Lamar Nicholas, also a sophomore at the time, lived with an aunt in Georgia. “When I first went out there, I had only three days’ worth of clothes, because I thought I was going right back,” he recalls. His family returned a month later to find their home severely damaged by the flood; Nicholas had to attend another school in Georgia, which he says was hard.
“Everything was different,” he recalls, “the culture, the way [people there] talked; so, I had to change some of the things I’ve done in New Orleans so I could fit in there.” He adds that when his family home was finally rebuilt, “It was a great relief.”
Says Lewis of the school and his hometown after Katrina, “I didn’t think anything was going to come back. I thought it was done.”
However, St. Augustine officials — especially the school’s principal, Rev. John Raphael — never thought they were done.
“Sometimes I wondered how we were going to do this,” says Coach Barthe, who was working at Dillard University at the time Katrina hit. “It was Father Raphael’s mindset and his sense of where he wanted to be [that] was the driving force behind us reopening. Whenever they told Father ‘no,’ he was the one who turned it around and said, ‘No, we are going to get this done and do this.”
In January 2006, St. Augustine collaborated with St. Mary’s Academy and Xavier University Preparatory to establish the MAX School of New Orleans. The school reopened for the 2007-08 school year.
“We were mandated to have a student body of 500 when we opened,” says Barthe. “We had over 700. Our whole mission is to bring St. Augustine back, and to bring it back in the minds of people that either thought it was dead or hadn’t thought about it for a while.
Fr. Raphael asked Barthe to return to his alma mater and run its athletic program as athletic director. “It wasn’t a big stretch for me to do this or take me long to even think about this. There is a very deep sense of pride in St. Augustine in those of us who attended there. My heart was always at St. Augustine.”
The school’s first day back was memorable, he says: “We had opening day Mass, and we moved 730 young men from St. Augustine five blocks to a local Catholic church. We moved them through the streets of the city where there had been six feet of water in the area. People who were in their homes as we walked past, they were crying. When we crossed one of the major streets in the city, people would stop and blow their [car] horns and cheer for the kids.
“If the [St. Augustine students] are here in the neighborhood, that is a rebirth to their neighborhood and a rebirth to this area,” he notes.
Nicholas and Augustine, now seniors and teammates on the basketball team, are both expecting to graduate from St. Augustine this spring. “The level of expectation and greatness is that much higher,” says Augustine, who wants to attend college. After college, “I want to be a business manager and also be an entrepreneur,” he adds.
Nicholas wants to play college basketball “and also major in business marketing. “When I get out of college, I want to own my own business and [operate] rental properties,” he says.

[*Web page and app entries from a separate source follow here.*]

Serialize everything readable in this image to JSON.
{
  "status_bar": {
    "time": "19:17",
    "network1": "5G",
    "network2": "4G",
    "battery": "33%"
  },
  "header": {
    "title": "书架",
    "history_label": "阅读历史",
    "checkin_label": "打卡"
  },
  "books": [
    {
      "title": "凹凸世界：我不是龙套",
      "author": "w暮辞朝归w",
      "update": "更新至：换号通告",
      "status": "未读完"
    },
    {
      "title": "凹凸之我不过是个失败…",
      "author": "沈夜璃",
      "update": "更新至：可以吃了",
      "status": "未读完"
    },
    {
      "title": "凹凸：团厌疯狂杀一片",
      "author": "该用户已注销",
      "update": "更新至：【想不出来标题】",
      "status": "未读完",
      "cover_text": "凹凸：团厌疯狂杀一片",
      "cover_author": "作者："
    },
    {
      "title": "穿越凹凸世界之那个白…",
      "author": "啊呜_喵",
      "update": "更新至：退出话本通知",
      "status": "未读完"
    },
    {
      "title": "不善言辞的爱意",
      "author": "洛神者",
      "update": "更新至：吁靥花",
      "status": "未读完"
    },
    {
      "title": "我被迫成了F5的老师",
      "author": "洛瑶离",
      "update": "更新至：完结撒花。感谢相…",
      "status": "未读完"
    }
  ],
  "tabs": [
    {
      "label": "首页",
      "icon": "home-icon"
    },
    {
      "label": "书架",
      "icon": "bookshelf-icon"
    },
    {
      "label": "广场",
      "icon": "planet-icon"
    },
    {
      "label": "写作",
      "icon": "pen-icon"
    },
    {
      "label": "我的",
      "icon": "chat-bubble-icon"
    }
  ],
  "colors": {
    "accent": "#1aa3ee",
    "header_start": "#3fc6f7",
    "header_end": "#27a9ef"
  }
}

The sentiment among those who either currently attend or graduated from the school is: As St. Augustine goes, so goes New Orleans.
“I think New Orleans will be a better place,” notes Mitchell Johnson, an assistant boys’ basketball coach. “We will never be back to where we were [before Katrina]. If we go back to where we were, then we obviously are not doing what we need to be doing.”
“New Orleans needs St. Augustine to come back stronger than it was before,” concludes James, now a computer services administrator in Houston. “St. Augustine is New Orleans.”
Charles Hallman welcomes reader responses to email@example.com, or read his blog, www.wwwchallman.blogspot.com.